* [Materials provided]:
--------------------------------

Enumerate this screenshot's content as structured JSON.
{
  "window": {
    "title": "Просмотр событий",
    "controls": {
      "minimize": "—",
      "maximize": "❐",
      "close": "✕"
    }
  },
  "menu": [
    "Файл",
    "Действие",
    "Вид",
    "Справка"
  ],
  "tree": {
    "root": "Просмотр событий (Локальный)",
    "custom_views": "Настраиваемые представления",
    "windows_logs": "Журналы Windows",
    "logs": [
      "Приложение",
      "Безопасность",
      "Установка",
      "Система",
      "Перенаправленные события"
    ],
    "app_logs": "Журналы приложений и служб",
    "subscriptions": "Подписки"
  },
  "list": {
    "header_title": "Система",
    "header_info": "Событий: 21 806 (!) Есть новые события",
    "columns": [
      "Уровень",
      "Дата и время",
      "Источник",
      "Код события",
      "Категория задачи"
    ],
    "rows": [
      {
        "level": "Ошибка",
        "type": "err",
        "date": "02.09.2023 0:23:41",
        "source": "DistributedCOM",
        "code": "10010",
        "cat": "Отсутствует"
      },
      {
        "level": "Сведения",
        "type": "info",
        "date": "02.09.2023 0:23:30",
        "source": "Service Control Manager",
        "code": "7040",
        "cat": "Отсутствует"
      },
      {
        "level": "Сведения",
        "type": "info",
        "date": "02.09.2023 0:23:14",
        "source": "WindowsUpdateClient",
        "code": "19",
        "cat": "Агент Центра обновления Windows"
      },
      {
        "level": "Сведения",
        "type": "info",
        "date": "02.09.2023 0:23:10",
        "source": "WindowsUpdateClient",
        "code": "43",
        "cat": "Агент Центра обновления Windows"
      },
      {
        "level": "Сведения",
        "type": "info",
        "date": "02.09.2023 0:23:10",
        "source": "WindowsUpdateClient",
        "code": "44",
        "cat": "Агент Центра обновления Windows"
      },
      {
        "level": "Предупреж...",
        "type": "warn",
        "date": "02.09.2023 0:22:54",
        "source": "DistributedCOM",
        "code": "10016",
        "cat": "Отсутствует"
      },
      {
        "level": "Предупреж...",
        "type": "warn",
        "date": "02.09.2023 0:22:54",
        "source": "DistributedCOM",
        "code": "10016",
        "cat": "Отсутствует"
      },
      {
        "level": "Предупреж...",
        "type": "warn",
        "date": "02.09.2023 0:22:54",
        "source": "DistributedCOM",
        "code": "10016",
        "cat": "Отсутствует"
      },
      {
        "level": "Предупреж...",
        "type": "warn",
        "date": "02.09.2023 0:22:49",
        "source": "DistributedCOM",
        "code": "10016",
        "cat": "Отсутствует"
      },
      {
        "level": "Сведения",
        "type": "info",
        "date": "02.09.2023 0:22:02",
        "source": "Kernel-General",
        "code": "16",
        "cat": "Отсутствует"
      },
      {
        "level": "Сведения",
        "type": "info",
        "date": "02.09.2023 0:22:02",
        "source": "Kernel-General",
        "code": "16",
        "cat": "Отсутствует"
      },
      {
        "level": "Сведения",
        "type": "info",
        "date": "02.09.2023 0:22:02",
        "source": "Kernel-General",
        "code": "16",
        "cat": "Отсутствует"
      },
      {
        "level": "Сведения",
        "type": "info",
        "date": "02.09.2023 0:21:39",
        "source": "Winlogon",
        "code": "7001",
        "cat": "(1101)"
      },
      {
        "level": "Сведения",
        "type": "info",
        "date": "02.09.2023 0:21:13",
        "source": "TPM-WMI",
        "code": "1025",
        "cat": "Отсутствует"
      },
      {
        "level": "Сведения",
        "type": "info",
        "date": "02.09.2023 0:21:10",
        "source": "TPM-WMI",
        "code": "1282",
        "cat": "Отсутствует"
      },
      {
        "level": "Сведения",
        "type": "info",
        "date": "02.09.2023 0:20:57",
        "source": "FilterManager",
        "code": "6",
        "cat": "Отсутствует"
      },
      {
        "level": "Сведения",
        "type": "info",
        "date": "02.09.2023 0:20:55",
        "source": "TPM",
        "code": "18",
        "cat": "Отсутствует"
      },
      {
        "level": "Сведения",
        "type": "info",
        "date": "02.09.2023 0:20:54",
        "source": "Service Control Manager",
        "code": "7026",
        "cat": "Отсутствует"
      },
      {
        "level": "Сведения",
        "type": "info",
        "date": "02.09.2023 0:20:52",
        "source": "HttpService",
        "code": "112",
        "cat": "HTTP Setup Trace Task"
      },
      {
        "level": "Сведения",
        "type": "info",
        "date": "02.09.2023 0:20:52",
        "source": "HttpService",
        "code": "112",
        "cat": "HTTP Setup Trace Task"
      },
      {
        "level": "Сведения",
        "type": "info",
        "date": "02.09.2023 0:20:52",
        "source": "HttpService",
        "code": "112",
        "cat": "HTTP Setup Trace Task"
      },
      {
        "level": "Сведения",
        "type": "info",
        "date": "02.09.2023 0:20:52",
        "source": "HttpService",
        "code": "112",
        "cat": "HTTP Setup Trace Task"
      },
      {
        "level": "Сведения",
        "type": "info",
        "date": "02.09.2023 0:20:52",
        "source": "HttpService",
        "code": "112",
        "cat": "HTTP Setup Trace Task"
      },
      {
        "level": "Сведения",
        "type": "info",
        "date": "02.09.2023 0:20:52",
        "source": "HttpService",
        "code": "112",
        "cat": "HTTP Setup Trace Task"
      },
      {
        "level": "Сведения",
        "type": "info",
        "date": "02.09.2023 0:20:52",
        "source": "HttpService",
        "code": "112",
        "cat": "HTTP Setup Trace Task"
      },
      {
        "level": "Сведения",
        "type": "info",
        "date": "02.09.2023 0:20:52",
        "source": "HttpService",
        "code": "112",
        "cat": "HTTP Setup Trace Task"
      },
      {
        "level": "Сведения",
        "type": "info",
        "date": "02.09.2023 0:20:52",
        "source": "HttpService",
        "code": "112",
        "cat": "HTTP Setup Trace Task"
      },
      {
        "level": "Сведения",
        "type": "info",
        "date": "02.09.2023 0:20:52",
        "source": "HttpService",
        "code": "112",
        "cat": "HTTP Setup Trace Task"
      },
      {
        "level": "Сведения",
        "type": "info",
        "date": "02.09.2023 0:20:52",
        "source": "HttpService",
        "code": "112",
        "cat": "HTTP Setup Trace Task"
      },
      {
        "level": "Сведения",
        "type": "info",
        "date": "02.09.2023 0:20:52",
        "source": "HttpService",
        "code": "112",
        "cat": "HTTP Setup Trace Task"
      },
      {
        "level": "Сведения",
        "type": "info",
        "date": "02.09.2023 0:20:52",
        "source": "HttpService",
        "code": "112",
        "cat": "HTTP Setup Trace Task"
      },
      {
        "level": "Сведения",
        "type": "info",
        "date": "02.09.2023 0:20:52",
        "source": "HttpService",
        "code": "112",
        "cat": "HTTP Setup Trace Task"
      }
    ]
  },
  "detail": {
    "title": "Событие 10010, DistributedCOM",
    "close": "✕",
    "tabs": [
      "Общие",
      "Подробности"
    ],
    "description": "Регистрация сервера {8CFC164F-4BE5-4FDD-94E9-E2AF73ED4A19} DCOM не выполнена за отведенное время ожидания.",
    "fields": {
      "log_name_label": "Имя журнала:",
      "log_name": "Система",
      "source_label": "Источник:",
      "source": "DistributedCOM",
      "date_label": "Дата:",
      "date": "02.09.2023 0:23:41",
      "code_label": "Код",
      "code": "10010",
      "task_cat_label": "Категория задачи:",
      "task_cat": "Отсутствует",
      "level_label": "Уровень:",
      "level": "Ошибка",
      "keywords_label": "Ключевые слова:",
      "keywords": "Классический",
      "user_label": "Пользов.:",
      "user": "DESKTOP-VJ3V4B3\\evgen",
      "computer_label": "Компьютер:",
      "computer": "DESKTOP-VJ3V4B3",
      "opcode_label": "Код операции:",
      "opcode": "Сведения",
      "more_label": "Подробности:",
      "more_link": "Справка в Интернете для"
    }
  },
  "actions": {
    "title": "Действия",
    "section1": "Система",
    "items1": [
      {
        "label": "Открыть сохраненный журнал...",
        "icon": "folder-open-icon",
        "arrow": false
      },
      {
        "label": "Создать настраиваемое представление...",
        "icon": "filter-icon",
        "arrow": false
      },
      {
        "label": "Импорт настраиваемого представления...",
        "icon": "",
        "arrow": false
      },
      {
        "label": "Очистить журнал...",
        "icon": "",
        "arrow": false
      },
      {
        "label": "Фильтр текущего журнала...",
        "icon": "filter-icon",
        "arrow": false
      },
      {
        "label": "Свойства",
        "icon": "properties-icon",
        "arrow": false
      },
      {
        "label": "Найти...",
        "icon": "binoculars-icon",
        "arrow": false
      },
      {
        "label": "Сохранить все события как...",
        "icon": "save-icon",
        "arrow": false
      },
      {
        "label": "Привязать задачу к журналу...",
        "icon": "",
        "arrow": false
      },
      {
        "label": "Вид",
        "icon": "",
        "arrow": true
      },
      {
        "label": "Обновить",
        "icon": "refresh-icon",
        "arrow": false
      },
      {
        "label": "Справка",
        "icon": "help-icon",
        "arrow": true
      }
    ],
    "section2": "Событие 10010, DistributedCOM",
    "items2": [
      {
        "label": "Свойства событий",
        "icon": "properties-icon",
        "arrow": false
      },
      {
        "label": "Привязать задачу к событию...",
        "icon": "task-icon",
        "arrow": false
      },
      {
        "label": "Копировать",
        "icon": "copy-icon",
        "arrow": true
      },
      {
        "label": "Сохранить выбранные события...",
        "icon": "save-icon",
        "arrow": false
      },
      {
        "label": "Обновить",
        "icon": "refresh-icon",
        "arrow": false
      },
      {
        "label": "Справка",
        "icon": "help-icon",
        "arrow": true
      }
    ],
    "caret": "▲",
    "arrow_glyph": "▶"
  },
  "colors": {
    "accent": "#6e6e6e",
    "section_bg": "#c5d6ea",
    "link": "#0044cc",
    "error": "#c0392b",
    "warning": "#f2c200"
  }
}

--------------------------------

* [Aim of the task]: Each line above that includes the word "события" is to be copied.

* [Answer space]:
      "Перенаправленные события"
    "header_info": "Событий: 21 806 (!) Есть новые события",
      "Код события",
        "label": "Сохранить все события как...",
        "label": "Сохранить выбранные события...",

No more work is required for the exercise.